A report by the American magazine Foreign Policy warned of the fall of Iraq in a fierce civil war between Shiite factions.
Iraq, after declaring victory over ISIS last year, is still under threat because the ruling elite has failed to address the conditions that allowed ISIS to occupy large areas, including meeting the basic needs of the population suffering from extreme poverty and addressing political and social divisions, the report said on Thursday.
All this, according to the report, could pave the way for another devastating civil war soon, as rival Shiite groups seek to control the Iraqi state.
The report stated that the IMIS (Iranian Militias in Iraq and Syria) are stronger than the Iraqi armed forces, which collapsed while facing ISIS in 2014.

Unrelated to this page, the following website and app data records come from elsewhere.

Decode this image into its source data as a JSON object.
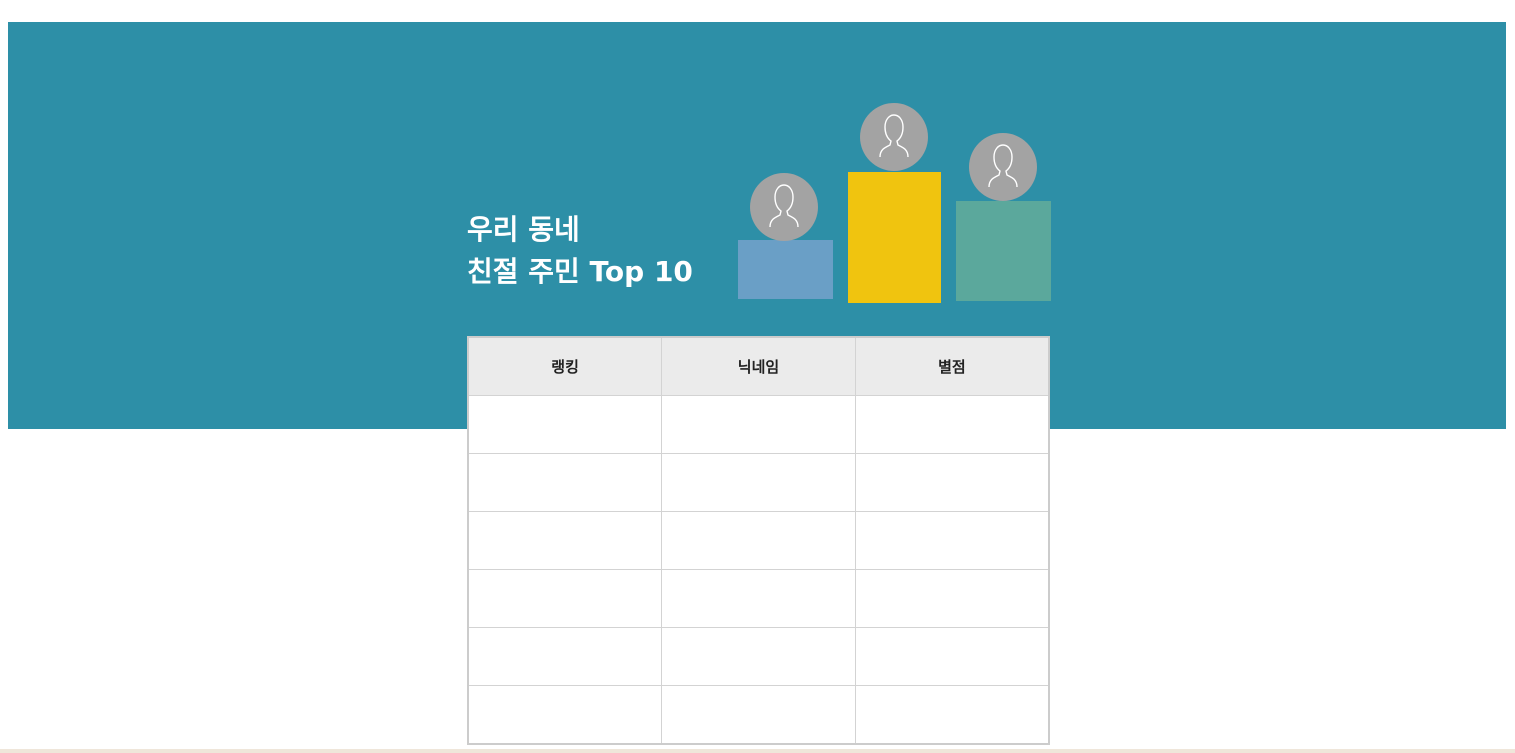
{
  "banner": {
    "title_line1": "우리 동네",
    "title_line2": "친절 주민 Top 10",
    "background_color": "#2d8fa7"
  },
  "podium": {
    "colors": {
      "left": "#6a9fc6",
      "center": "#f0c40f",
      "right": "#5ba89c"
    },
    "avatar_icon": "user-silhouette-icon"
  },
  "ranking_table": {
    "headers": [
      "랭킹",
      "닉네임",
      "별점"
    ],
    "rows": [
      [
        "",
        "",
        ""
      ],
      [
        "",
        "",
        ""
      ],
      [
        "",
        "",
        ""
      ],
      [
        "",
        "",
        ""
      ],
      [
        "",
        "",
        ""
      ],
      [
        "",
        "",
        ""
      ]
    ]
  }
}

IMIS are not under the control of the government, but are fortified within state institutions and are using their resources, according to the report.
It also highlighted that the most powerful and oldest militia in Iraq, the Badr Brigade (formed in the 1980s in Iran), commands the federal police and the Interior Ministry.
The report warned that competition for state resources, including the process of forming a government, is quickly turning into a dangerous game, and that Shiite factions in Iraq cannot continue to share state resources while making empty promises to disgruntled citizens.
Iranian Militias in Iraq and Syria
IMIS, which can reach up to 100,00 people and is made up mostly of the Shiite militias in Iraq, formed after the collapse of the Iraqi army and the seizure of Mosul by the Islamic State.
IMIS is increasing so rapidly that it may soon surpass the conventional armed forces in Iraq, the report said.
It is almost certain that the Iraqi army will lose if it fights a battle with the IMIS, which are more organized than they were a decade ago, according to the report.
These groups have been radically transformed into viable socio-political movements, to the extent that they have become more powerful in recent legislative elections, overtaking their rivals, who have decades of political experience.
Structural conditions in Iraq make political rivalries and chronic grievances an opportunity for serious civil strife.
Social unrest, such as the Basra protests, could lead to another war between rival Shiite factions that have been competing and exploiting the country's wealth since 2003.
Finally, the report draws attention to the importance of the role of religious authorities in curbing conflicts between the Shiite armed factions in Iraq.